class Features: ObservableObject {
   @Published var canShowUpvote = false
    init() { 
        client.getValue(for: "canshowupvote", defaultValue: false) { isUpvoteFeatureEnabled in
            if isUpvoteFeatureEnabled {
                self.canShowUpvote = true


6. I'll add a StateObject variable inside the view that instantiates the class we created above. This will be used in the next step to check the status of the canShowUpvote property.

struct PlaylistCard: View {
  // ...
  @StateObject var appFeatures = Features()

  var body: some View {
      // ...

7. Finally, add an if statement to render the Upvote button when the value of the canShowUpvote property is true:

    var body: some View {
        // ...
        if appFeatures.canShowUpvote {
            Button("Upvote") {}
        // ...

You can find the complete code here.

Pulling it all together

1. Head over to the ConfigCat dashboard and turn off the feature flag:

Turning off the feature flag

2. Restart the app preview and you should no longer see the Upvote button

3. That's it!

Despite this being a standard approach, deploying a new feature to your entire user base may not always be ideal. Within your ConfigCat dashboard, you can target feature releases based on a user's demographics and characteristics. It is possible, for instance, to release your new feature only to British users over 23 years old.

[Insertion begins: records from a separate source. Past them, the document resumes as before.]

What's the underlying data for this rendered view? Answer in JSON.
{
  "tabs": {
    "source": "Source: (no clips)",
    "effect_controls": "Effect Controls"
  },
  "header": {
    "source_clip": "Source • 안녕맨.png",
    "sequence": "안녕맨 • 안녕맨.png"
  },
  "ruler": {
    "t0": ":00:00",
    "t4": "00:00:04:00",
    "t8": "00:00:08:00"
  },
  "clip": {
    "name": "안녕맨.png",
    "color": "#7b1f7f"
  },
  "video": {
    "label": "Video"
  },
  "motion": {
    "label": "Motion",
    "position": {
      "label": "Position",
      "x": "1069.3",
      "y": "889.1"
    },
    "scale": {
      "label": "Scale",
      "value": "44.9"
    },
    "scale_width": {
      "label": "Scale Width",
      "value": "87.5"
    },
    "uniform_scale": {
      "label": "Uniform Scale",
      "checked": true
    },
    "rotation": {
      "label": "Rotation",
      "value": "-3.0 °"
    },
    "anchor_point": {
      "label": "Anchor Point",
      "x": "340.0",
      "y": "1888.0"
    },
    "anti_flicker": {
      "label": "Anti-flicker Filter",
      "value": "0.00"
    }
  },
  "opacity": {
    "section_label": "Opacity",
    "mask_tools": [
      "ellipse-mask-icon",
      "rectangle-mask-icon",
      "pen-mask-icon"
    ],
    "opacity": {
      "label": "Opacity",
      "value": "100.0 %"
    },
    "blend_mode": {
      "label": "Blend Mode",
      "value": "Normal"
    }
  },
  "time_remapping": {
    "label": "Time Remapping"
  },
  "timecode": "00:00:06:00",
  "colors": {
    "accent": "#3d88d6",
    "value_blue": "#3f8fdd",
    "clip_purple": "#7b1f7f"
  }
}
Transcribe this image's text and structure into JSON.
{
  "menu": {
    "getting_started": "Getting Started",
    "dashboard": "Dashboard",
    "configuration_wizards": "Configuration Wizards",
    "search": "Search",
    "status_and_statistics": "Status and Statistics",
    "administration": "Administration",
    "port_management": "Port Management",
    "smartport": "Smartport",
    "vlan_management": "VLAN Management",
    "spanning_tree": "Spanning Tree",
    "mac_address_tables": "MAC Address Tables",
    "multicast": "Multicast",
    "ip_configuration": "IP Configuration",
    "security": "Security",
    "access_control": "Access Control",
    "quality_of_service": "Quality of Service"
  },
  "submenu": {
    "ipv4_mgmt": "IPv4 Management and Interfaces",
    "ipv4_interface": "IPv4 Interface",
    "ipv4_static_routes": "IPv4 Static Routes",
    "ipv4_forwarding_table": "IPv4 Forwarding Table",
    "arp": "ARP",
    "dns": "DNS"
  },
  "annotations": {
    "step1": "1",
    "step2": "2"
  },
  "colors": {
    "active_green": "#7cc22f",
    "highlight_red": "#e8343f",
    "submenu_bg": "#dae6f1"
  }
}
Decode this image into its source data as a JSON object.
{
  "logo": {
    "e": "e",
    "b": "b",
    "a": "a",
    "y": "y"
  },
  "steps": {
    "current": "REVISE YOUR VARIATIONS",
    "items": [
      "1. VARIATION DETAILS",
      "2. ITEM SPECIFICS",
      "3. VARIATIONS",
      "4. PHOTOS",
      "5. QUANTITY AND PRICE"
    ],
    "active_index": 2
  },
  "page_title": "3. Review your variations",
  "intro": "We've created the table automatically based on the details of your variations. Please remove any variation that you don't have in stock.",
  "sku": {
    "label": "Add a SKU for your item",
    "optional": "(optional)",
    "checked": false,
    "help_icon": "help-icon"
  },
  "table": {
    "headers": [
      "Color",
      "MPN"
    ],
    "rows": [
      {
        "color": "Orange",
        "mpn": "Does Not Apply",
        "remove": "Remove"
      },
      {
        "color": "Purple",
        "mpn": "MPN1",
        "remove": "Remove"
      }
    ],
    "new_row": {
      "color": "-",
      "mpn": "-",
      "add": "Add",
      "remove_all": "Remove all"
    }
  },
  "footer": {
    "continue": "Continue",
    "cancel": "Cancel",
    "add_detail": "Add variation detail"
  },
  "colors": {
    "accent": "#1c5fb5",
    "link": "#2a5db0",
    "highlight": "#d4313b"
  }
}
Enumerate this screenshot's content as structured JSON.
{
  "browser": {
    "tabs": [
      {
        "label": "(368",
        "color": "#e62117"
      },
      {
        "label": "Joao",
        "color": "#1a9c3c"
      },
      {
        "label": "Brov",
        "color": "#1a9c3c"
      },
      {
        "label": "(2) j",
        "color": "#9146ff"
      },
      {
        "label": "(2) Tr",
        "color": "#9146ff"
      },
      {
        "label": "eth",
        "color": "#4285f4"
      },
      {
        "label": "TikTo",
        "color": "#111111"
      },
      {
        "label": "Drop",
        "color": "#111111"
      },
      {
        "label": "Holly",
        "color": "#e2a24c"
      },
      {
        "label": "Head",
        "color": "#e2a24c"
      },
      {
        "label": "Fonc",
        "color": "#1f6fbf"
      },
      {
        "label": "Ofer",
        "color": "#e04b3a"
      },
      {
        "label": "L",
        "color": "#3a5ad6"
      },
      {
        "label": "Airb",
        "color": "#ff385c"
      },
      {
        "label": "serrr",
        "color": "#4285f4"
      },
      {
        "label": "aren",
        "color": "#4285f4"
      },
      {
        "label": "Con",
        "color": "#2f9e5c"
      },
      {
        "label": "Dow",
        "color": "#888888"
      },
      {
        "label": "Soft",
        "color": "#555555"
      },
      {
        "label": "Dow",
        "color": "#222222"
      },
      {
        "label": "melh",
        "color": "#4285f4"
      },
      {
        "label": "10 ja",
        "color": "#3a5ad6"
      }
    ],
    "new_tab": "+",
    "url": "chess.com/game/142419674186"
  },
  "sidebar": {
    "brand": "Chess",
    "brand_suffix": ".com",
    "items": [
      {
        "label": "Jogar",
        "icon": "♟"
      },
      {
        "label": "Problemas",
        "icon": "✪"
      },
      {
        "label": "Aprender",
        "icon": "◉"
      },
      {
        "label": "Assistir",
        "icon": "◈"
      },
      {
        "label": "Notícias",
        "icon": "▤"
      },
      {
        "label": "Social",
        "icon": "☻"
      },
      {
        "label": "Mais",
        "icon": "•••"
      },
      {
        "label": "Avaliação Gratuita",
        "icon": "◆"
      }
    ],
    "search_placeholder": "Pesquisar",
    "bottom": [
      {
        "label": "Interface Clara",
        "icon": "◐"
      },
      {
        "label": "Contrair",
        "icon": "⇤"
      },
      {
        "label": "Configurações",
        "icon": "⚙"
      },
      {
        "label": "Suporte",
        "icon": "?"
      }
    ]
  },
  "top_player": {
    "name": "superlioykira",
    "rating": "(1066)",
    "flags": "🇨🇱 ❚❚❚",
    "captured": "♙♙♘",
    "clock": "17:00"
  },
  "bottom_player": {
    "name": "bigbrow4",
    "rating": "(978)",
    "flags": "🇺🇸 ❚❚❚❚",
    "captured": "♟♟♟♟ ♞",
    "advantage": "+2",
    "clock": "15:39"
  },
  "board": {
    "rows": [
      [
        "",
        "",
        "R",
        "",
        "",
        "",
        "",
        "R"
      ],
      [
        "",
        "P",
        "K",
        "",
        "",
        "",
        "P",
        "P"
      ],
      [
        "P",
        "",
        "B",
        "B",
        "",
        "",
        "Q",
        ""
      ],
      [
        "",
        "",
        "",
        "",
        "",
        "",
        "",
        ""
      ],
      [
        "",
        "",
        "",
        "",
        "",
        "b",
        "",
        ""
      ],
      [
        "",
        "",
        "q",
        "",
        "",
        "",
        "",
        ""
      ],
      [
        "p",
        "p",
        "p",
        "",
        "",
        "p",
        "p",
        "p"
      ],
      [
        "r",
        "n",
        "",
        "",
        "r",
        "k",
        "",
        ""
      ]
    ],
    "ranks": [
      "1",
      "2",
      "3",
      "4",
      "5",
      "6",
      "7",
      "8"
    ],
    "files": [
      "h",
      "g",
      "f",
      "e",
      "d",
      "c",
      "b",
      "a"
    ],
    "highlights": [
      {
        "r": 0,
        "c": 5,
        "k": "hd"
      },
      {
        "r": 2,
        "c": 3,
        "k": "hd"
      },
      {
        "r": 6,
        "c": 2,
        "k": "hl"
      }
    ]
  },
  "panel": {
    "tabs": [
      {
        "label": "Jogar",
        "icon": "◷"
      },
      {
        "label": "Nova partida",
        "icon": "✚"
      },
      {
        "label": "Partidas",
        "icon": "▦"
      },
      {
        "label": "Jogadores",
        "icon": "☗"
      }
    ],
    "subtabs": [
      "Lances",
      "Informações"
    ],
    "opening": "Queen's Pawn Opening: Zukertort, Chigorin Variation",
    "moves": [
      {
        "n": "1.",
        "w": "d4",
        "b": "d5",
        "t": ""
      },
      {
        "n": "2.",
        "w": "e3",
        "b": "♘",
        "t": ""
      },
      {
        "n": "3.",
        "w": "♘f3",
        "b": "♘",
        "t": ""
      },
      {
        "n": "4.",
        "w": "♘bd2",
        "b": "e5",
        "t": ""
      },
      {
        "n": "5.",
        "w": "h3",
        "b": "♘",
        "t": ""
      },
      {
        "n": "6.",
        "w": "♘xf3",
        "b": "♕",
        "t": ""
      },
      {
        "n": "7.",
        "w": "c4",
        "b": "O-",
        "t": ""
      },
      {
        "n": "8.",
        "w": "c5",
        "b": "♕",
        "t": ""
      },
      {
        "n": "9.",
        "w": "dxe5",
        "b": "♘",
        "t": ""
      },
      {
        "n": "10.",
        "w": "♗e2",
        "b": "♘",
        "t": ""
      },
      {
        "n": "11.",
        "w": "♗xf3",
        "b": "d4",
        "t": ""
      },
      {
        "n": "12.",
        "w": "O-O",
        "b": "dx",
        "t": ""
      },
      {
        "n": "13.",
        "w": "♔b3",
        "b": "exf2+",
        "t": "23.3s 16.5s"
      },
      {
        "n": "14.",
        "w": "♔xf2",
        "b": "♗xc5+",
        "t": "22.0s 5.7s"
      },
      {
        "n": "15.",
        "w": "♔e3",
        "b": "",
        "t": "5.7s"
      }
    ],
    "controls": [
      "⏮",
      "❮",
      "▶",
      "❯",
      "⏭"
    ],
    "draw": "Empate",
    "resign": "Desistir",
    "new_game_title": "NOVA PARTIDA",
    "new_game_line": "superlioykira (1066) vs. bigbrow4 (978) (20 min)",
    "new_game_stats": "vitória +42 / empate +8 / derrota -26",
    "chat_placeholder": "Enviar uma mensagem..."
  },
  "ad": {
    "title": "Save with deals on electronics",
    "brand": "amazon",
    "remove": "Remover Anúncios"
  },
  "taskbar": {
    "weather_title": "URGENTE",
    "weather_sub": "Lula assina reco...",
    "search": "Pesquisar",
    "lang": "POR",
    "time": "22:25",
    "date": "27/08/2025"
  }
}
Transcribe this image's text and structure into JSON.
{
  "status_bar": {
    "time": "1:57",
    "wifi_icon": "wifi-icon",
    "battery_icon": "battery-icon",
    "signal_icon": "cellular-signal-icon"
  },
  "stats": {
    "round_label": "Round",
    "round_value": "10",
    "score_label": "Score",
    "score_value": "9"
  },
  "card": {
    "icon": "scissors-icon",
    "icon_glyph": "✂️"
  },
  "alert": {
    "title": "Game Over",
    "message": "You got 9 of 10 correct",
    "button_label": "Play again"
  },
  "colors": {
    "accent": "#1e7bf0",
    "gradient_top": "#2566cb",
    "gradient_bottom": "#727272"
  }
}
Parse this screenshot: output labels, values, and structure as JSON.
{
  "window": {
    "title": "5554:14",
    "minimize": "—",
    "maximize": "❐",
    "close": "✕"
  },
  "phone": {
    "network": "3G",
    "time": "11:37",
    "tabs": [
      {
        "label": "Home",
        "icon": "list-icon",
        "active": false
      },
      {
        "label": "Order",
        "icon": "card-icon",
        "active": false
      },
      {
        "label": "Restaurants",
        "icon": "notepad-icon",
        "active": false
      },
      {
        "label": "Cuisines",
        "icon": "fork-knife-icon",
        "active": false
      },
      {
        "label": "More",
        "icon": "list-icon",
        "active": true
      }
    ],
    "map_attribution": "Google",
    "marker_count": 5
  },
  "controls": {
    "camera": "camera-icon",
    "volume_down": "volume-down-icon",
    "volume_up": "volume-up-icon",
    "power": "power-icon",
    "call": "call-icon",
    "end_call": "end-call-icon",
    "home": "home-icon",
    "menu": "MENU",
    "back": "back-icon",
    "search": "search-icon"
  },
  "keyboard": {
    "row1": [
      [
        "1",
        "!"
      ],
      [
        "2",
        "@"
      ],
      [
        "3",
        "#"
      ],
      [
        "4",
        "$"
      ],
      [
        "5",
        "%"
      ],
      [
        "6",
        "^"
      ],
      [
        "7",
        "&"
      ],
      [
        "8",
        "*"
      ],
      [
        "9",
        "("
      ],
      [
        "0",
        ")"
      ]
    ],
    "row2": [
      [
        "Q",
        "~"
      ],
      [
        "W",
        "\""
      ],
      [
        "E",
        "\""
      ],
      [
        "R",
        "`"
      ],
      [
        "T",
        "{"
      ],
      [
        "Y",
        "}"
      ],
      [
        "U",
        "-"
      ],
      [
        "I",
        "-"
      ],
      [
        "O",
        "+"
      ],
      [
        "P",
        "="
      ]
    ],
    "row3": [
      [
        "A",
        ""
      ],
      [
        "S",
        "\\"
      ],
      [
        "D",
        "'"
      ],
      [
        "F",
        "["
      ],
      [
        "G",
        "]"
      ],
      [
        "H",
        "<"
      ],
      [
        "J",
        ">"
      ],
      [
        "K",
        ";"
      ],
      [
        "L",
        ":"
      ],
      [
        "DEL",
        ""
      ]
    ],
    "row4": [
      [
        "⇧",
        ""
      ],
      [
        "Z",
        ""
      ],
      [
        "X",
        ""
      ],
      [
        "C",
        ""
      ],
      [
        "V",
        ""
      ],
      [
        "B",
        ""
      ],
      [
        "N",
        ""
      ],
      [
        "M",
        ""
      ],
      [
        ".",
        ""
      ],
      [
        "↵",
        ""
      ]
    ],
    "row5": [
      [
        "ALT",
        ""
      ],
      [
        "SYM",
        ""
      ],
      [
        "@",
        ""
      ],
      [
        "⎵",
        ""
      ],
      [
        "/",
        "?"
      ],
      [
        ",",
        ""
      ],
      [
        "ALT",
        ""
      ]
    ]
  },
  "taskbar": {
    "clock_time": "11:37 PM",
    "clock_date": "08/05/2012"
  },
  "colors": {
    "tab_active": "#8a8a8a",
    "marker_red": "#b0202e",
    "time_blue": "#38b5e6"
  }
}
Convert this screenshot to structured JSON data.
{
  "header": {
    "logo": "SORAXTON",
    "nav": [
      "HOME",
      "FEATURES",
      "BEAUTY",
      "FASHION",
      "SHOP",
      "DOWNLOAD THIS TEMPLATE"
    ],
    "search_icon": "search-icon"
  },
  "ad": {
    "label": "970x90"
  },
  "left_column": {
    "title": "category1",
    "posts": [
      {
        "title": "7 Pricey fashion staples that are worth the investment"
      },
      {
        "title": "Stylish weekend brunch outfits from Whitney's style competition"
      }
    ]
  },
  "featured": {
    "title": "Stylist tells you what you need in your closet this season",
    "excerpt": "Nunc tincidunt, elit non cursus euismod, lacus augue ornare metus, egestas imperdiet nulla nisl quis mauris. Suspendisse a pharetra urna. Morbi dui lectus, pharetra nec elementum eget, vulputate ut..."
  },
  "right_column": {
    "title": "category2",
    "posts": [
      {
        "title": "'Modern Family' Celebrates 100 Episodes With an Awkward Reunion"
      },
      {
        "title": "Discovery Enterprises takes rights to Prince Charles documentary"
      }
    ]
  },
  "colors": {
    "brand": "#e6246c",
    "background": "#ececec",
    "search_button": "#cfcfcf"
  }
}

As we’ve discussed, It is a good idea to use feature flags as part of your iOS feature releases. By utilizing ConfigCat's feature flagging solution, you can streamline and simplify this process. Using the 10-minute trainable interface, your team can get started with feature flags quickly. In my opinion, feature flags have always proven to be useful in development workflows such as progressive feature rollouts, canary deployments, and A/B testing.

Stay tuned

For more awesome posts like these and other announcements, follow ConfigCat on Twitter, Facebook, LinkedIn, and GitHub.

Did you find this article valuable?

Support Chavez Harris by becoming a sponsor. Any amount is appreciated!